"The majority, if not all, of the videos that I have seen show dogs turning their head a little bit to one side. It might literally just be turning a couple of centimeters slightly to one side away from the owner. Then they actually do what's called 'whale eye' which is where the dog turns their head a little bit and then they actually turn their eyes the other way as far as they can. The idea is they show the whites of their eyes as much as possible, trying to indicate that they are not liking the situation," she added.

Another indicator for Nutkins is the ears, which dogs often use as a form of expression: "You can see a lot of these dogs that are having this new trend showing so much with their ears!

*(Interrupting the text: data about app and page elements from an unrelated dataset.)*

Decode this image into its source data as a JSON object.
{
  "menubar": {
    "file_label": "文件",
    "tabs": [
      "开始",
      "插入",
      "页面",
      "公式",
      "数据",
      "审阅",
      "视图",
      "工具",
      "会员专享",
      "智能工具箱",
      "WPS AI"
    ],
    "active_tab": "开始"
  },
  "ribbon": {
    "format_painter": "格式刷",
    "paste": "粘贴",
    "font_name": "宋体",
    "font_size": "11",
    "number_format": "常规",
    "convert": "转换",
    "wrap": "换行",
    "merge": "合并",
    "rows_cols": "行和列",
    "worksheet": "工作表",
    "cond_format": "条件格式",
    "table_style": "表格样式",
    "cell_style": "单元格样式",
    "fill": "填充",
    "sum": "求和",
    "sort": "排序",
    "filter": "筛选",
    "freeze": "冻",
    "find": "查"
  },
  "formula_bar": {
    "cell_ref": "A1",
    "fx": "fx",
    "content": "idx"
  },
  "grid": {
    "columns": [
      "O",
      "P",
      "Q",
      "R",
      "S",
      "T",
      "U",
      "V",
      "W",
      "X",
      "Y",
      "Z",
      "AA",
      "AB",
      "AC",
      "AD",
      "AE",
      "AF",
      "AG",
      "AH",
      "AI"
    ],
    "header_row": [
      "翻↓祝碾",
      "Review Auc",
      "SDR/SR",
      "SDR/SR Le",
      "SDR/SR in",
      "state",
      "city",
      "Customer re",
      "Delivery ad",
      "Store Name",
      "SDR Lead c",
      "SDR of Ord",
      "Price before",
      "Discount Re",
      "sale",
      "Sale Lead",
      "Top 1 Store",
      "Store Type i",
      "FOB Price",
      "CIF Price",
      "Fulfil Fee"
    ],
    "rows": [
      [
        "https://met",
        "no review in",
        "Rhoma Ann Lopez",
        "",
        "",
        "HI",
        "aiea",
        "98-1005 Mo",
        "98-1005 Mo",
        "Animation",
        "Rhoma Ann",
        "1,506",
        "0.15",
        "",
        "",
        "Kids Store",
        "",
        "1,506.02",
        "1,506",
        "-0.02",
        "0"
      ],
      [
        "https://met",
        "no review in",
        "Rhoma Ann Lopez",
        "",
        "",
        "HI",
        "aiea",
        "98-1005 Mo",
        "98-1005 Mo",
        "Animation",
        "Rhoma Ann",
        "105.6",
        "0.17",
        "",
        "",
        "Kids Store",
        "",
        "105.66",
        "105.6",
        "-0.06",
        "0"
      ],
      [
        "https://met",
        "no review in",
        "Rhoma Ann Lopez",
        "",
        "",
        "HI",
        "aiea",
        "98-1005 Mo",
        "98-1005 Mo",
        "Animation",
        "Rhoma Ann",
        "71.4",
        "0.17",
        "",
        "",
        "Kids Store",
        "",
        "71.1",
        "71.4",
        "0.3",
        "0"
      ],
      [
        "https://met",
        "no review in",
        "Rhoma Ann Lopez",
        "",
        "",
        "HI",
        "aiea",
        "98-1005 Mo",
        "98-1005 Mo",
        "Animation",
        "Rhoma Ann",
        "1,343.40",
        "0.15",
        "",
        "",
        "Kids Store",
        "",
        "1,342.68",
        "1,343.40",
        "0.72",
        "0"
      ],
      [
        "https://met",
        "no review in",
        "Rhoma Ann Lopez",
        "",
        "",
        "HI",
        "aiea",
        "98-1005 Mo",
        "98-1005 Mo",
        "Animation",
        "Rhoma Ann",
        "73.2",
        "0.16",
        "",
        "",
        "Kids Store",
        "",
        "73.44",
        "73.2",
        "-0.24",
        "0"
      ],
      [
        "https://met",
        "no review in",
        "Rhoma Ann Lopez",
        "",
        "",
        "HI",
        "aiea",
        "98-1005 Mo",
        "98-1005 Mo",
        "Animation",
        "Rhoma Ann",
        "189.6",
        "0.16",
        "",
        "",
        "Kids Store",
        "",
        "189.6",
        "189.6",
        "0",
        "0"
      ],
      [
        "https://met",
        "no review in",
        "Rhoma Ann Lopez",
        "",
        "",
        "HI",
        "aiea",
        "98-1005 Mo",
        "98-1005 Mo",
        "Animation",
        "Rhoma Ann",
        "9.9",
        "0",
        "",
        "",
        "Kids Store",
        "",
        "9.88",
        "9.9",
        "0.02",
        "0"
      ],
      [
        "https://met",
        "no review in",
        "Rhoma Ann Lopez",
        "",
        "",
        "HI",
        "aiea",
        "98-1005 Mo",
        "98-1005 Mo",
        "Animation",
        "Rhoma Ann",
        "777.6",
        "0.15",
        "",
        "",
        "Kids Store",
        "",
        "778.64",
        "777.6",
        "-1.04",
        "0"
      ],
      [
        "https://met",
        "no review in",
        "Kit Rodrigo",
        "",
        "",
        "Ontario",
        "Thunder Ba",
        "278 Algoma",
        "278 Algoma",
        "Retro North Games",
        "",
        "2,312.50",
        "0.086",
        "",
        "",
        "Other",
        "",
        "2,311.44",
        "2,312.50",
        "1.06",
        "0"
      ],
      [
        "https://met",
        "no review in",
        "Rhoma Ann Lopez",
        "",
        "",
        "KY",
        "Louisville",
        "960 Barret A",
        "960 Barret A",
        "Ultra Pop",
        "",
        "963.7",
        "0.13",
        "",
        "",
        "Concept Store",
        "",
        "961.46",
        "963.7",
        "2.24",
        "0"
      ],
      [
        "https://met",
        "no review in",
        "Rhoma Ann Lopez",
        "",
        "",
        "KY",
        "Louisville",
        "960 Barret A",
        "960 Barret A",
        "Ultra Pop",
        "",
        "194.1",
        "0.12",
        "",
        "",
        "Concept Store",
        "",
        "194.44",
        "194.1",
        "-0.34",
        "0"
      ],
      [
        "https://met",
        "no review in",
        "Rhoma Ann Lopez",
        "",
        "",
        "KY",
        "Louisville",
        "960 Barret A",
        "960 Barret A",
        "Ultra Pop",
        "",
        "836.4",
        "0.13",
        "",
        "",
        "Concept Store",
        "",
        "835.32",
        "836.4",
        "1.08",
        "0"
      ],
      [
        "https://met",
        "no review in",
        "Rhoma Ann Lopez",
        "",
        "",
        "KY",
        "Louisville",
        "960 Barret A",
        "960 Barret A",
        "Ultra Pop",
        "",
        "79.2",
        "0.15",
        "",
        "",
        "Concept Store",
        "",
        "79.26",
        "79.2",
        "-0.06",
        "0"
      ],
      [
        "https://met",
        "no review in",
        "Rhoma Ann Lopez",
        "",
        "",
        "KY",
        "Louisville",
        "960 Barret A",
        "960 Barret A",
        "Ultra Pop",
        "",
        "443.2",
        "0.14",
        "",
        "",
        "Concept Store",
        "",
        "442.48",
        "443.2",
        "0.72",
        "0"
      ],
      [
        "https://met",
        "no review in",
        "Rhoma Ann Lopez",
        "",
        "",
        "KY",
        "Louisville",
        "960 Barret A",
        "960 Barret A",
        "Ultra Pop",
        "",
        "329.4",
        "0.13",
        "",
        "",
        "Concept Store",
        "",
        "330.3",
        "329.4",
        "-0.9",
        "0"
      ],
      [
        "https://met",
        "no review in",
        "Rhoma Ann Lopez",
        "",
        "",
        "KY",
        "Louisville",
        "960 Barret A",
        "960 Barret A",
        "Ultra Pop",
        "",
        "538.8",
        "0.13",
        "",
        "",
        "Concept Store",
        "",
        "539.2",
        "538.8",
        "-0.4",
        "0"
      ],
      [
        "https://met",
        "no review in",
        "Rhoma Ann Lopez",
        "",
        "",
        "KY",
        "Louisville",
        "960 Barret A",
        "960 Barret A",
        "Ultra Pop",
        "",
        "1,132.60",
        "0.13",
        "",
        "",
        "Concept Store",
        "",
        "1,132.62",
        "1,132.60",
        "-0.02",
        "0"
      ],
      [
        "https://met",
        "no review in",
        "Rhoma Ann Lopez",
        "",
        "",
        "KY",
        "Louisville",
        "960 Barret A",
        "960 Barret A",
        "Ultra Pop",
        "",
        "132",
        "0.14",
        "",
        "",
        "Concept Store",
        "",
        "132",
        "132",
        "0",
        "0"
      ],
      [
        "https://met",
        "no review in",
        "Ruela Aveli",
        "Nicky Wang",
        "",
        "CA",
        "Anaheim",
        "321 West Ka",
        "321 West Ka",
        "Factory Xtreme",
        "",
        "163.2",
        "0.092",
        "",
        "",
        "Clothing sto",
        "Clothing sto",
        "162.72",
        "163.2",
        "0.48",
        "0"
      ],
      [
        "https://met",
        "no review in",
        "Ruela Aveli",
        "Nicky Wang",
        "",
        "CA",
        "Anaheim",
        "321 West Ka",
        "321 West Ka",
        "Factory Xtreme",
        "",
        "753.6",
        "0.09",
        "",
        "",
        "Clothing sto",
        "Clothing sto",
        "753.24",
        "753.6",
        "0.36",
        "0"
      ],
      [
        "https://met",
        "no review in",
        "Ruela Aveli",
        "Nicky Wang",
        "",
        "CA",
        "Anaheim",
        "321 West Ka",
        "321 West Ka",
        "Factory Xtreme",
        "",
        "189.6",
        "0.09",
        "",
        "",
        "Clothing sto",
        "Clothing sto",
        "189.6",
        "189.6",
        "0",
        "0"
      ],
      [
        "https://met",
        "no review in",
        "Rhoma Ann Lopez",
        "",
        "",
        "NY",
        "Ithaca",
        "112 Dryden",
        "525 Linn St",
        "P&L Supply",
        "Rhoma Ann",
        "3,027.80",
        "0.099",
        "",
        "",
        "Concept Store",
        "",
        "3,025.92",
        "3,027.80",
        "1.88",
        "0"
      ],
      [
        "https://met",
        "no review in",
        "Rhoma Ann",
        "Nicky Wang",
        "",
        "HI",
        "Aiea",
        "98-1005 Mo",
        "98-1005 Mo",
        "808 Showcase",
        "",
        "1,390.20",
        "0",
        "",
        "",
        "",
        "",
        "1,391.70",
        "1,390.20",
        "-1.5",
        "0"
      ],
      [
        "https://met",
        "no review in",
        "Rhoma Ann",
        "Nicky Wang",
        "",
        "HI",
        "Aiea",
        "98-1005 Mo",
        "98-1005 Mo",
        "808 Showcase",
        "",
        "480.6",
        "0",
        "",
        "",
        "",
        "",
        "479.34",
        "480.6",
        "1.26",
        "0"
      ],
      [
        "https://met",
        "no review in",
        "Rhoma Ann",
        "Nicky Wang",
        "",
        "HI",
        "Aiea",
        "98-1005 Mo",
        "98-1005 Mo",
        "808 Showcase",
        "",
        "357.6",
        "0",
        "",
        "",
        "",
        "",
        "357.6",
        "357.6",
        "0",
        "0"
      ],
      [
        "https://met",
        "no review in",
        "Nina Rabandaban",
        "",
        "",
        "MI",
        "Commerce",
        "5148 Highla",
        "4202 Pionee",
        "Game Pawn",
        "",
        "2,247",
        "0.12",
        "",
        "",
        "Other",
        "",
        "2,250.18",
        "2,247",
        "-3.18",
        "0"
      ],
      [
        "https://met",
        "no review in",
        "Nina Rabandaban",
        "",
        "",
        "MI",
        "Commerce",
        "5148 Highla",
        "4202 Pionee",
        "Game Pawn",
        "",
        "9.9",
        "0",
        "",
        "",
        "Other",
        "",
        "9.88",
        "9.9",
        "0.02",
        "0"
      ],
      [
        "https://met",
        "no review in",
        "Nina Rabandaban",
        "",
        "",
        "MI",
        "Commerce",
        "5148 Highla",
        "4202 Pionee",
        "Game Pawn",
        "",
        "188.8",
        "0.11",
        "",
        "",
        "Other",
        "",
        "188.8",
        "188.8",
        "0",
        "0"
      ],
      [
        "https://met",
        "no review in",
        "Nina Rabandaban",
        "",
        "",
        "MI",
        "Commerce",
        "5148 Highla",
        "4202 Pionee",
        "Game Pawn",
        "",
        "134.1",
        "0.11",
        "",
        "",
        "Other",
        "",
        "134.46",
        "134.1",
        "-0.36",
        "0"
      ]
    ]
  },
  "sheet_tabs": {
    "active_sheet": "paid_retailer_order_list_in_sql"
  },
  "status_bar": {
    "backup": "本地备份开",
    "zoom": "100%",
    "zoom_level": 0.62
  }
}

I haven't seen a single dog whose ear position or movement is in a nice natural position; they are all moved in a position showing 'I'm stressed' or giving calming signals to ask 'please don't do what you're doing."

For Nutkins, the ultimate danger with this trend is that the dog may turn around and bite the individual's face, after feeling threatened and distressed, or could potentially bite at an unsuspecting later point when reminded of the situation: " One of the biggest risks is that you will force your dog to feel so threatened and so worried that they feel they've already given many signals and warnings to say 'please don't do this' but they're left with one last resort. That last resort is going to be to turn round and bite."

Even in cases where no injuries are caused, Nutkins said the act could risk ruining any bond or trust your dog may have held with you.

Cut on girl's face
Stock image of a cut on a young girl's face. Getty Images

Ryan Neile, head of behavior services at U.K. pet charity Blue Cross expressed similar concern to Newsweek in a statement, saying: "This is a terrifying trend where you can see the animals are visibly frightened and confused by the human's behaviour.

"You should never shout at any pet (even if pretending) as this only causes distress and fear, while being this close to their face could easily cause the animal to react and cause serious injury.

"Blue Cross is concerned about the increase in people using their pets as props to boost their social media presence and we've been made aware of many other worrying examples.

"Pets are not toys to be exploited, humiliated or objectified for our own entertainment, these videos cause distress and confusion to our pets and can lead to illness, serious behaviour issues and serious injuries."

The RSPCA told Newsweek that though it understands the appeal of featuring dogs in TikTok videos, it should only be done in a way that is safe for all involved, unlike this trend: "We understand why owners want to feature their pets in social media posts and videos online but it's really important that these videos are filmed in a responsible way that doesn't cause any stress to the animals.

"Many of these videos show dogs exhibiting clear signals that they're anxious and uncomfortable with their owner's behaviour. As these videos go viral and spark trends which are copied by hundreds of thousands of people around the world - including children - this could lead to many incidents where dogs could bite through their fear.

"It's important to know the signs our pets give us that they're feeling uncomfortable in order to keep them happy and us safe."